Gold may have fallen to two-week lows in recent days but that has done nothing to damp enthusiasm for producers at Goldman Sachs, which on Friday claimed gold stocks were in a "sweet spot."
"We accept gold stocks have rallied significantly, (more than) 100% year to date. However we believe there is still a significant leg up for these equities," noted Goldman analyst including Eugene King and Abhinandan Agarwal.
The theory goes that gold producers have spent the past few years cutting capital expenditure and operating costs, and that with a 17% increase in gold's spot price this year are now reaping outsized free cash flow not yet factored into share prices.
Gold fell to $1,310.3 an ounce on Friday, down $7.70 or just over half a percentage point, but remains up almost 24% since the start of the year.
"Gold companies have endured the pain of repairing their balance sheets, selling/closing loss making mines and taking extra costs/capex out of the system," Goldman noted. "At spot gold prices, these companies should now generate greater than 6% average free cash flow yields to 2020."
Free cash flow yield is calculated by dividing the free cash flow per share by the share price. In general terms the higher the FCF yield the more an equity is potentially being undervalued by the market.

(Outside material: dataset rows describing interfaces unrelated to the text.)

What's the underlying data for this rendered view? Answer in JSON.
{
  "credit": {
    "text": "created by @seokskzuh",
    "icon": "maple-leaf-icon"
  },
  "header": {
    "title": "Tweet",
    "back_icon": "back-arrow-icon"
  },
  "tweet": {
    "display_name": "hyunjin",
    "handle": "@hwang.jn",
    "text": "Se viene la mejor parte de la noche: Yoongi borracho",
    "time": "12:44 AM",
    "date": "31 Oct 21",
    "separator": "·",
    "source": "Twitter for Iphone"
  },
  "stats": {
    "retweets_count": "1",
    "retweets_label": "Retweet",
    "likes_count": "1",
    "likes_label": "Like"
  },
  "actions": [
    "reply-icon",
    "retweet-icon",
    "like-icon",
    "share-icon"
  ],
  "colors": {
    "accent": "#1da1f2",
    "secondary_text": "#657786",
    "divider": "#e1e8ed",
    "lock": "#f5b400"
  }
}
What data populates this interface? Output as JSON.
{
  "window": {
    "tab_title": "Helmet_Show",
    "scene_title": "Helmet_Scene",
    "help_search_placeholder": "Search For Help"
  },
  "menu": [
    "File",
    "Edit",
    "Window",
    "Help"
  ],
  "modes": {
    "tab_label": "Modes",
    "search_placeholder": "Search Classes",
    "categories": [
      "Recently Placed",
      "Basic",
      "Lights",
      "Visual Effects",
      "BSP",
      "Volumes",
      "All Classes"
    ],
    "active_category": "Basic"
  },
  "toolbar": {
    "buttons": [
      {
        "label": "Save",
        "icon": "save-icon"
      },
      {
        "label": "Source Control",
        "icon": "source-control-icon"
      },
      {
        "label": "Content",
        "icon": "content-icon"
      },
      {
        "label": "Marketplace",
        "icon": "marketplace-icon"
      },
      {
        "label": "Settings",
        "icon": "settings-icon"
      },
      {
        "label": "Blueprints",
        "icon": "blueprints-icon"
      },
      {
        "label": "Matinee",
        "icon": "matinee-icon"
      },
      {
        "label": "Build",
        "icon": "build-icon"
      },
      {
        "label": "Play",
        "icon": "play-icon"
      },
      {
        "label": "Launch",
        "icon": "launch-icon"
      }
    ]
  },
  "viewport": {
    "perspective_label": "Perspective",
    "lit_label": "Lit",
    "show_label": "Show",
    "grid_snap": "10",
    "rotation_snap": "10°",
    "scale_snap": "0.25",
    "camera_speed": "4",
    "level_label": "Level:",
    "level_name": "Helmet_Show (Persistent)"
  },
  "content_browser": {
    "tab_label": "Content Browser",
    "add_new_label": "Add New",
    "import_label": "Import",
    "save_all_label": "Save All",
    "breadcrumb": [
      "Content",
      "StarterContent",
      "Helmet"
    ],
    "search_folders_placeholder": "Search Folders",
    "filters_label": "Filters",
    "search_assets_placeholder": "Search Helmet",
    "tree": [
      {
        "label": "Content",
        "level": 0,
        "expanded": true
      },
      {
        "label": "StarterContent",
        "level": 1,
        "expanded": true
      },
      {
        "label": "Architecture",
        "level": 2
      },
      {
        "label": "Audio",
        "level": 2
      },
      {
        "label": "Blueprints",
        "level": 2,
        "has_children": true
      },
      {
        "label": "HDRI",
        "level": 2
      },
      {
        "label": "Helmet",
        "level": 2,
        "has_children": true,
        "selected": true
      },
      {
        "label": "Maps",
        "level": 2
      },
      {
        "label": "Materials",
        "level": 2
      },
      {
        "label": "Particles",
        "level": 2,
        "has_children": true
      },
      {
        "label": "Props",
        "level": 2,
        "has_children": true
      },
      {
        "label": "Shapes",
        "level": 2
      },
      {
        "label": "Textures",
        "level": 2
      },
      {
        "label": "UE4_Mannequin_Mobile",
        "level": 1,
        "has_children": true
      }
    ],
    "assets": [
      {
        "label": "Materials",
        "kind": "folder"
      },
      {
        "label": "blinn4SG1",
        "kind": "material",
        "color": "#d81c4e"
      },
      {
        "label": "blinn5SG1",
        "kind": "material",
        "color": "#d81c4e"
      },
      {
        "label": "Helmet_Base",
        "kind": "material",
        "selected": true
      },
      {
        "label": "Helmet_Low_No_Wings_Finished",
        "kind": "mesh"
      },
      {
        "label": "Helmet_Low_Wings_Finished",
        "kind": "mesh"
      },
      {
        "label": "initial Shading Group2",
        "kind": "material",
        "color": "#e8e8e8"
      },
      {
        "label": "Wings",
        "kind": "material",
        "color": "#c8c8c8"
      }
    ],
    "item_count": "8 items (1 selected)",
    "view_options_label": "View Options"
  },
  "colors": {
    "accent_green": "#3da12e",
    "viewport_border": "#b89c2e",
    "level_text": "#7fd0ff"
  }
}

The evident explanation for gold's outsized FCF yield is fear that gold will pull back, likely when the Federal Reserve announces a much anticipated rise in interest rates possibly later this year. Goldman thinks the miners stocks are currently pricing-in an about 5% to 10% fall, or cushion if you prefer, in gold prices.
There is good reason to believe that the fear is unfounded.
Yes, if the Federal Reserve hikes interest rates there will inevitably be a gold price dip, but it is likely to be short lived.
A rate increase, if it happens, will be shallow and would almost certainly be associated with a downward revision of long-term U.S. growth - a negative for the prospect of future rate increases.
That is likely to reassure gold investors in the medium term and could encourage some who have been hanging on the sidelines to buy. Meanwhile uncertainty from the U.S. elections and the ongoing fall out from Brexit will provide spikes of uncertainty of the sort that gold investors adore.
The question then becomes what is going to trigger Goldman's "significant leg up" for gold stocks. The bank's answer is dividends.
Large gold companies currently pay an abysmal average yield of about 2%.
With cash flowing in, balance sheets already strengthened, and investment in new projects likely to be years away due to the drop off in spending on exploration in recent years, gold producers will come under pressure to increase distributions.
Goldman is currently predicting dividend yields will creep up to about 2.5% in 2017 and 2018, but notes that forecast free cash flow should enable companies to return an average 4% by 2017 and 5% by 2018.
Goldman's top picks are Randgold Resources (GOLD) , which has a 12-month price target of £120 ($157.3) per share, against a current share price of £73.20; Gold Fields (GFI) , with a price target of 110 South African rand ($7.72) against a current price of R68.38; AngloGold Ashanti (AU) , target price R400 against R217.6; and London-listed Centamin, which has a price target of 200 pence against a share price of 137.3 pence.